- Take a look at the files extracted
- Change directory to folder C:\AdobeAIP
- Now we’re ready to patch the Acrobat Reader source files, let’s use the following command: msiexec /a AcroRead.msi /p “c:\temp\Adobe XI (11.0.03)\AdbeRdrUpd11003.msp”
- This will open a wizard window; make sure there are no error messages during this task.
- If the patching process was successful, then we should now have a patched Acrobat Reader XI installation as well as a customization file.
- From Step 3 folder (C:\temp\Adobe XI (11.0.03)), copy the MST file to the Step 6 folder (C:\AdobeAIP)
- At this time, folder C:\AdobeAIP should contain a patched Acrobat Reader XI as well as the customization file. We’re going to use the contents of folder C:\AdobeAIP as our deployment files to create our SCCM 2012 deployment package.
- Copy all contents of C:\AdobeAIP to the share that SCCM uses to deploy applications in your environment.
- Let’s create a new application deployment package in SCCM. First, go to the Software Library section, and click on Application Management and then click on the Applications container to create the new package.
- Right click on the Applications container then click on Create Application option.
- Point to the network share where you copied the files in Step 15 and select the file AcroRead.msi
- You may get a warning message about not being able to verify the publisher of this MSI file, just click on Yes.
- In the General Information wizard screen, in the Installation program field, add the following:TRANSFORMS=”AcroRead.mst”
- This line should read: msiexec /i “AcroRead.msi” TRANSFORMS=”AcroRead.mst” /q
- Continue accepting defaults until the application wizard finishes.
- Now, you can deploy this new application to a selected number of computers or users.
Recently we started the deployment of Windows 7 Enterprise (x64) throughout the company that I work for. The targeted hardware were DELL Optiplex 980, 990 and 9010 model desktops. The nightmare began after deploying several Optiplex 990 models. We use Microsoft System Center Configuration Manager 2012 SP1 to deploy the OS and applications to these desktops.
After deploying over 20 Optiplex 990 models, we noticed that on some 990s we were getting continuous BSOD’s after a day or two (the BSOD’s also came after a week of having the computer in production!). After a desperate call to Microsoft, it was determined that the BSOD code was a generic hardware error code. However, Microsoft was unable to pin-point the issue after 3 weeks of troubleshooting!

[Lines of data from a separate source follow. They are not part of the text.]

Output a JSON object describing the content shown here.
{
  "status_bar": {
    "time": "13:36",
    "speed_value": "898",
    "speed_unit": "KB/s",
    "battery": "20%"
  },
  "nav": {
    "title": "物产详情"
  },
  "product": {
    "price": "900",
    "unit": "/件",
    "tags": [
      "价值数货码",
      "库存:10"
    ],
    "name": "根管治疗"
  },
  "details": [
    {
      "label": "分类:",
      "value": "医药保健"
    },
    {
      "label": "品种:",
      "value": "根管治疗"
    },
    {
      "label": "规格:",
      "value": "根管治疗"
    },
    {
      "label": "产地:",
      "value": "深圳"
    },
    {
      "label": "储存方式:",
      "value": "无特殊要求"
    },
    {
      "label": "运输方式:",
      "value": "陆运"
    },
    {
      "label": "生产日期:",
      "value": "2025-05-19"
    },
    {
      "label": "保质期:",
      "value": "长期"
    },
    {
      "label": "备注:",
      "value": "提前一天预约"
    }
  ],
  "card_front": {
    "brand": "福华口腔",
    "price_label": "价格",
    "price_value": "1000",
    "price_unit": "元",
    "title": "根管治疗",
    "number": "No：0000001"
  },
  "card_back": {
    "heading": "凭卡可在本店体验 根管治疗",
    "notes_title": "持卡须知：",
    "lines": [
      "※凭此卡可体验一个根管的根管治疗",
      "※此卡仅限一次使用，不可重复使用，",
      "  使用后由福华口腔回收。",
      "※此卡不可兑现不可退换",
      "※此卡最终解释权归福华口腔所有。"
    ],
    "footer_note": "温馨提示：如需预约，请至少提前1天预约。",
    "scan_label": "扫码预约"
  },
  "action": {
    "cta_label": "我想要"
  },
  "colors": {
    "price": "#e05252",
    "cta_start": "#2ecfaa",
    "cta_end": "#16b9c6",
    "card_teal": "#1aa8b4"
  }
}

The one thing that came to mind was that the recent models that I deployed were older model Optiplex 990 desktops (possibly 2012 and very early 2013 models) , but at that time I failed to look into this clue. Luckily, and I mean luckily, I was able to catch the culprit of this nightmare, and here are the screenshots.

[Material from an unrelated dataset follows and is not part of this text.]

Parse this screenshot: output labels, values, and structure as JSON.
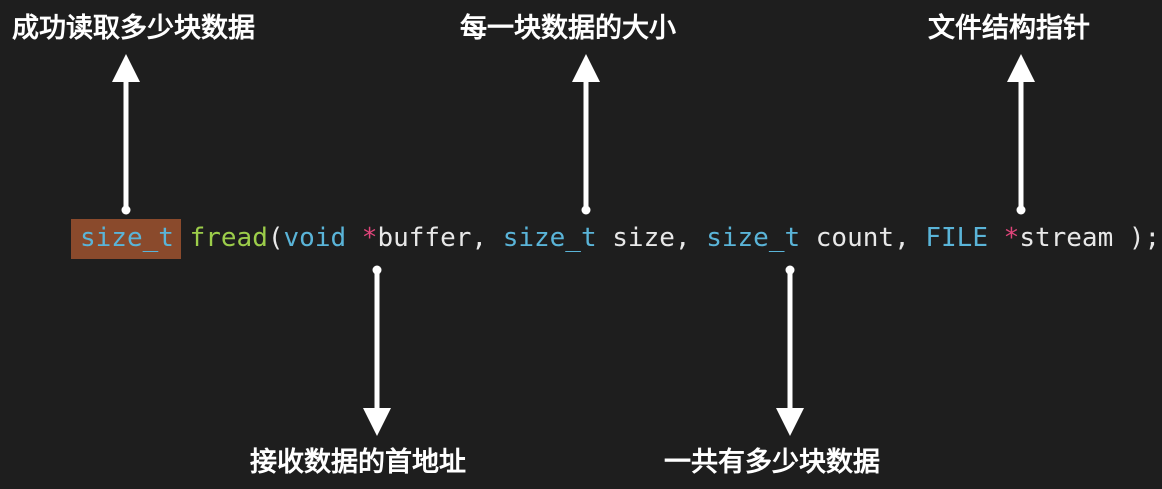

Note: disregard the failed PCI driver controller installation
Basically, you’re looking at a hijacked SATA driver installation!
These DELL Optiplex 990 models come with a SATA drive and controller installed. As a matter of fact, when Windows 7 Enterprise gets installed, SATA drivers are loaded for this computer; however, sometime post installation Windows finds, or detects, an IDE ATA chipset and without any warning, it installs the Intel(R 6 Series/C200 Series Chipset drivers!
To make matters worst, I’ve configured the OS Deployment in SCCM to use native DELL drivers specific for this computer model, yet Windows Updates comes a day or two later and replaces them with the Intel(R 6 Series/C200 Series Chipset drivers.
The quick, and lazy fix, is to go to the BIOS and change the drive controller settings from Raid On (default setting) to ATA.
I’ve yet to identify the reason why this change in disk controller drivers.
This article is somewhat not complete, and it may contain some incorrect definitions, but it’s out there mainly for reference. Updates coming soon!
- Open Regedit and go to HKLM
- Expand HKLM\Select and look at the value of Current key
- Based on the value of Current key (1, 2 or 3), select the proper HKLM\System\ControlSet00x
- Expand HKLM\System\ControlSet00x\Control\Class
- Under Class you’ll get a list of drivers that load during the boot process of Windows 7
- In each driver entry, under the Class folder, look for the following keys: LowerFilters and UpperFilters – these are some of the drivers that load during the boot process